Our farm in Iowa, painted by my dad.

Aug 30, 2023–More and more I am convinced the secret to life, longevity, health, growth, vibrancy, use of endless descriptive nouns… is simply this: Keep doing stuff.

And not just menial stuff. Although you have to do that. Just as we are–again–purging clutter as we move children along on their own life journeys. In this process, I dug out a painting my dad did in what to me seemed like old age, although he was probably half the age I am now.

The painting is a Grandma Moses-style scene of our growing-up farmstead. The stucco house and red barn sit on a Grant Wood hill, atop a quilt of gravel roads and board fences. It is the only art I have hanging in my house. I hang it not for its beauty, but for what it taught me.

Because before my dad painted anything, he was just a dad. When he announced he was taking a painting class, it made me see him as something else–a person.

In the 1960s, parents were like those grownups in Peanuts cartoons–trombone sounds in the background. They left the house, did mysterious things, and brought home groceries and pants for us to grow into.

But now, dad didn’t come home every evening. For the next several weeks we watched as this new person in our family dutifully went to art class. We looked on with interest as he brought home sketchbooks filled with his exercises. He really was quite good at drawing, even though he sold TVs for a living.

The culmination of the class was to complete a landscape in oil. He chose to paint our family farm, a fitting subject that perhaps made his foray into the art world more acceptable to the pragmatic neighbors who believed paint was only for putting on barns.

When he brought home the finished piece, we were duly impressed. It was a painting that looked like our farm. And it was painted by our dad. The old dog had learned a new trick. Which allowed 10-year-old me to believe that we could learn new things even behond the age of 40.

For 50 years, the painting hung at the farmstead above the Lowry organ, which represented another new skill our dad picked up in middle age. After my parents died and siblings purged a farm-full of memories, that painting was the one artifact I wanted. It now hangs in our living room.

It inspires me to keep “doing stuff.” Stuff like clogging, tapping, and tweeting, learning violin, acting, and writing. Always writing.

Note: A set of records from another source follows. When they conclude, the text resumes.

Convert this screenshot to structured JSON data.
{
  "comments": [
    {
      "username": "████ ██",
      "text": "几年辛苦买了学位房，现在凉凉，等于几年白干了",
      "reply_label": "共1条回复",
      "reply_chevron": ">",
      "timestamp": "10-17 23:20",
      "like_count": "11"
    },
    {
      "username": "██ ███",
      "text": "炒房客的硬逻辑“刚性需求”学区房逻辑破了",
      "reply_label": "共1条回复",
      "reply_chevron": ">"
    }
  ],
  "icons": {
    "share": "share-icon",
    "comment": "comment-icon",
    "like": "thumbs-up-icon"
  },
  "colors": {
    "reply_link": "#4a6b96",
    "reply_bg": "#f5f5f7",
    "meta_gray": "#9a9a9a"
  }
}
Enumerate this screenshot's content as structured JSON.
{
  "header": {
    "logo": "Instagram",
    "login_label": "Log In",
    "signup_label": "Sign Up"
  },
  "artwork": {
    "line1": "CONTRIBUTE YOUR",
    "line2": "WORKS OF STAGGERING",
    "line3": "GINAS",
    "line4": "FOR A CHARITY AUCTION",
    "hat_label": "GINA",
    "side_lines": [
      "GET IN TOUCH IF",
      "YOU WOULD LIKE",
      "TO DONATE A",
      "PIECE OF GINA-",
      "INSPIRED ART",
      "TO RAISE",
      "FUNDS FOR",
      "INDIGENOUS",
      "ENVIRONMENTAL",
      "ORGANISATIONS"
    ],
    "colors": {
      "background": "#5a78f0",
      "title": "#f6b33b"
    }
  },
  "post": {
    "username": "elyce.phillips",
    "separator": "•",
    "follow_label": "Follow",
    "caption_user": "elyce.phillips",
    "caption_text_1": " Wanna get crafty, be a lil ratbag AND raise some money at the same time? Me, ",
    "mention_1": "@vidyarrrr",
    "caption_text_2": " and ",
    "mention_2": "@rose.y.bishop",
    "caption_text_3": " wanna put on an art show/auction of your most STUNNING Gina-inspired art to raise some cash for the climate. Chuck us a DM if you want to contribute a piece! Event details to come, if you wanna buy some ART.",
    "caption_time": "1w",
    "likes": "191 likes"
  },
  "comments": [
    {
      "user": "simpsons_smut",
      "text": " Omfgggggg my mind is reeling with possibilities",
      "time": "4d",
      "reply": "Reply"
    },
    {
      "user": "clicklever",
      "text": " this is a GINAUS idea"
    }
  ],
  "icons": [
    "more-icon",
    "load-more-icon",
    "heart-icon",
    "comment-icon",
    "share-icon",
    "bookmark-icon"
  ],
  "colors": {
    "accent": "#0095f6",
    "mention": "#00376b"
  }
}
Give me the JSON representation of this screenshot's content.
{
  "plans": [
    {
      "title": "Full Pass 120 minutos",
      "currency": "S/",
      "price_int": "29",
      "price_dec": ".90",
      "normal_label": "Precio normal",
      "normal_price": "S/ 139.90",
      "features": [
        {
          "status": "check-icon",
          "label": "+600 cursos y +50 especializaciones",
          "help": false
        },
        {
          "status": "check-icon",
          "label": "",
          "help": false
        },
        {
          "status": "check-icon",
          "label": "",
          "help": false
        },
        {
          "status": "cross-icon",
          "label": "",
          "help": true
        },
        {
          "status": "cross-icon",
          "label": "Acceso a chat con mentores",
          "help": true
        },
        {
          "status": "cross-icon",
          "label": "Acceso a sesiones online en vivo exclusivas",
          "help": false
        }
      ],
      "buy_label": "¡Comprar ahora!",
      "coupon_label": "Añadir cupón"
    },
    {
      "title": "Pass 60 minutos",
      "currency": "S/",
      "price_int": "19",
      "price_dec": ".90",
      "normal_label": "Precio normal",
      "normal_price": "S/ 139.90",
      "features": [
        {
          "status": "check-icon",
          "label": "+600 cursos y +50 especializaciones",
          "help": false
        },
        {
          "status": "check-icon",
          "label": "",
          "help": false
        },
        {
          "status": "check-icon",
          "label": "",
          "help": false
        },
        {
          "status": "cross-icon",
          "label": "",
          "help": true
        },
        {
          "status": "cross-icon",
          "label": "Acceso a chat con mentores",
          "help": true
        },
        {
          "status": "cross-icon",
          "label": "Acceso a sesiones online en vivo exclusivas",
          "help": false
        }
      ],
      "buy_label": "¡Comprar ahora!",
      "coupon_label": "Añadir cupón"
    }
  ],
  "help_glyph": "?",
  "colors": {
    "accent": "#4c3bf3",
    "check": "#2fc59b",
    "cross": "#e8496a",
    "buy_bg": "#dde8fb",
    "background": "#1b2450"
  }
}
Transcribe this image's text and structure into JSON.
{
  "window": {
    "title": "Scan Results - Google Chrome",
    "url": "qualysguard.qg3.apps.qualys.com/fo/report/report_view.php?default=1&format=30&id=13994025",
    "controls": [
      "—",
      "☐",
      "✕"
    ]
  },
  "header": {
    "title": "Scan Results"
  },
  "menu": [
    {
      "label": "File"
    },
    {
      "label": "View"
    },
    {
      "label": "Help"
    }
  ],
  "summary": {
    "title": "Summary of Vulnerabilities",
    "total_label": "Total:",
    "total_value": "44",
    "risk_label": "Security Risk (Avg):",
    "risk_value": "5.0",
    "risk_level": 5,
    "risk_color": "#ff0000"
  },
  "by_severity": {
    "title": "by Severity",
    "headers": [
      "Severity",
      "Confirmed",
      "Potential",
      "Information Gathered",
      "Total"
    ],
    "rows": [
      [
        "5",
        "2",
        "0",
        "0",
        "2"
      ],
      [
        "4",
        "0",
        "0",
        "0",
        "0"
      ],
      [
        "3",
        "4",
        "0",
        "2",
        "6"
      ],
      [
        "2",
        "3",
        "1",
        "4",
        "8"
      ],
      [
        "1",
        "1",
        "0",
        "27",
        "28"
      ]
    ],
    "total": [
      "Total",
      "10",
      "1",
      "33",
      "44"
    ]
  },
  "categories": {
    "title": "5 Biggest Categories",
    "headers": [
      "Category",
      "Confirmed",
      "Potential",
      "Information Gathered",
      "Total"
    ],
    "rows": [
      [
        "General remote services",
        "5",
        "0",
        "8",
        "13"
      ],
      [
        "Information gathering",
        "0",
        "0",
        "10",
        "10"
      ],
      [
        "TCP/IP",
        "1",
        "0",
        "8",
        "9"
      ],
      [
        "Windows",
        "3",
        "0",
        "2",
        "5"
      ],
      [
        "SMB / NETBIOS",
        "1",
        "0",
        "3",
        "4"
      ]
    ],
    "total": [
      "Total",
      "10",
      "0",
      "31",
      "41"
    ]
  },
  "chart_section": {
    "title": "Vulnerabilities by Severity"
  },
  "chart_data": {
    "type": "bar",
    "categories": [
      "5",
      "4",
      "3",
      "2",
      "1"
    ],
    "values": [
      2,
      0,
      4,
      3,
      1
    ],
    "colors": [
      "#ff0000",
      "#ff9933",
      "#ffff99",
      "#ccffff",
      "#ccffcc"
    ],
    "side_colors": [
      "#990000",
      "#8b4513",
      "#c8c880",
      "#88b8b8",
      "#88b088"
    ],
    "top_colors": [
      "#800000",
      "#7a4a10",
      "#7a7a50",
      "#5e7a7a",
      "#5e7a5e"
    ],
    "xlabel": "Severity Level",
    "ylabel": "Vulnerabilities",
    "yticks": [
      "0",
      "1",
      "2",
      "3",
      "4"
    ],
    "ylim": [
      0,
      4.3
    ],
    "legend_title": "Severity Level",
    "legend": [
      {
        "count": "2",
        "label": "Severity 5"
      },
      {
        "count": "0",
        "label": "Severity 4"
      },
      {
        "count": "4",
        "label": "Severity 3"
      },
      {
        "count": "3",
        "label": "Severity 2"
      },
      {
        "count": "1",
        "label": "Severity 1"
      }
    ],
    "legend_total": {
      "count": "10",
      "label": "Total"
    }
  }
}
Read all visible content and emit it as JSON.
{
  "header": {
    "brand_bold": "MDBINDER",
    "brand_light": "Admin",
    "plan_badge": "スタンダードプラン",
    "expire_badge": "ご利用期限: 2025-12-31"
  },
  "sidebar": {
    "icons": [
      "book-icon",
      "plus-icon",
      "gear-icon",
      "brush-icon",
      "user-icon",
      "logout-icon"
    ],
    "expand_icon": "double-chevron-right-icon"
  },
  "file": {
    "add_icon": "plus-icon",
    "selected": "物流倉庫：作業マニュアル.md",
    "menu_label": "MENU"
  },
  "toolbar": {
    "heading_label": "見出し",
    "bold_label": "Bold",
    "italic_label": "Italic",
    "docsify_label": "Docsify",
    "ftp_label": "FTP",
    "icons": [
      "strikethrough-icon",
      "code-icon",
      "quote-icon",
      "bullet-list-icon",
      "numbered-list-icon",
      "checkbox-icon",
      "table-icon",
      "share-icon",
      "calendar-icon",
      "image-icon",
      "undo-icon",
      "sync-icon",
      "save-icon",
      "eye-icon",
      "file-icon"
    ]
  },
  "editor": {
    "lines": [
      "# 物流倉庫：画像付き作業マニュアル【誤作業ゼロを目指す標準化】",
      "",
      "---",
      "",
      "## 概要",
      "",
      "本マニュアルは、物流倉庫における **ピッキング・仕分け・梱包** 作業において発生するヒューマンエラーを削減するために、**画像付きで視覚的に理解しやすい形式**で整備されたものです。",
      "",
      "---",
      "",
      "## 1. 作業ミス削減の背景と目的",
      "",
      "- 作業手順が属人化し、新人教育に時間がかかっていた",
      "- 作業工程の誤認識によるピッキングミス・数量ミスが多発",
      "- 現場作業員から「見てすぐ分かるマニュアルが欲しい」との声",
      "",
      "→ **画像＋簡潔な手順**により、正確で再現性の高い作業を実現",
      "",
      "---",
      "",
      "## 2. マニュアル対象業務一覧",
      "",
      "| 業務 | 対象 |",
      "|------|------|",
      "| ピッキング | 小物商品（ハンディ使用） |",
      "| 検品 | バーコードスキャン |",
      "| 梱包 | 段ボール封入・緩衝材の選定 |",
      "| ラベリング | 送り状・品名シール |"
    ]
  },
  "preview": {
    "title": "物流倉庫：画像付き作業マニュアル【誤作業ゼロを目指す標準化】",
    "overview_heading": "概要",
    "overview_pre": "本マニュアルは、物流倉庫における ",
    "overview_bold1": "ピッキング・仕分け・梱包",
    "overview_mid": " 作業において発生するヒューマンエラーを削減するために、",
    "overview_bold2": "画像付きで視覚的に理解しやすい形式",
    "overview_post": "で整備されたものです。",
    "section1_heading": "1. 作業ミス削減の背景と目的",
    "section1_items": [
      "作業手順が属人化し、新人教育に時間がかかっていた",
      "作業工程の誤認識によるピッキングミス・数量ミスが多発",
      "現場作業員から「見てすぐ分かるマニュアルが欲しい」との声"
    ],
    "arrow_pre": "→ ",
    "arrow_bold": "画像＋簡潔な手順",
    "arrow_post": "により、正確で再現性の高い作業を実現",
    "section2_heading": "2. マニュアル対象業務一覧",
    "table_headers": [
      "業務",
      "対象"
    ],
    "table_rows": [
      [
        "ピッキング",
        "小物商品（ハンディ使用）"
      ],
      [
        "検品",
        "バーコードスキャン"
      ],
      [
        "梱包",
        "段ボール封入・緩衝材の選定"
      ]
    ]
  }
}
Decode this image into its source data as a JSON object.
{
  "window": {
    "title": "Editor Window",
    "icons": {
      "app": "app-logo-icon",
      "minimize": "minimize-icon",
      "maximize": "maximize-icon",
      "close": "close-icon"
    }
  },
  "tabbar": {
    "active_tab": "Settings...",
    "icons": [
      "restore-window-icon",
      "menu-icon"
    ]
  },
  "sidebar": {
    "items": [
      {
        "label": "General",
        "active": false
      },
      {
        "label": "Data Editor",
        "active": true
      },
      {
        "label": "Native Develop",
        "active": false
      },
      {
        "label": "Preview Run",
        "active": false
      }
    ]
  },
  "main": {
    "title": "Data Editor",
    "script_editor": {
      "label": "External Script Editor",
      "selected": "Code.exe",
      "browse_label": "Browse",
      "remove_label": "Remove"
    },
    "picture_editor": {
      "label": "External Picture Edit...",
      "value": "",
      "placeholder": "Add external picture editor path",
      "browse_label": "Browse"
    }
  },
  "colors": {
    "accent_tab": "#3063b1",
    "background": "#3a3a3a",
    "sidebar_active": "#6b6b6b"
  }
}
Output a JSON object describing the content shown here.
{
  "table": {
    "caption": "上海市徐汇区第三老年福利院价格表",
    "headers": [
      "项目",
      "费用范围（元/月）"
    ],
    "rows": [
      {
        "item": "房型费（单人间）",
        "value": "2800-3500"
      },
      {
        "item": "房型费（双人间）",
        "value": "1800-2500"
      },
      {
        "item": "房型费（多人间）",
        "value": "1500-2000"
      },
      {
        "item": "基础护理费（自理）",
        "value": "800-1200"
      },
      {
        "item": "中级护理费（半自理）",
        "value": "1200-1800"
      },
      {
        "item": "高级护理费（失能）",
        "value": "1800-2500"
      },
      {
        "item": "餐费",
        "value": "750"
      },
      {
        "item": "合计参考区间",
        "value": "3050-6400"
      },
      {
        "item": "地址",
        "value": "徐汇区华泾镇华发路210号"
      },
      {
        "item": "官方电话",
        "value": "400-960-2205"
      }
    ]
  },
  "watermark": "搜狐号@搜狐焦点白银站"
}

So if you have always wanted to learn to dance, or sing, or weld, or write a song, but just haven’t got around to it, consider taking a class. Paint a picture of your house. Paint a picture of yourself. Heck, paint your barn. Do something.

Do it for yourself. And do it for that 10-year-old kid still inside all of us.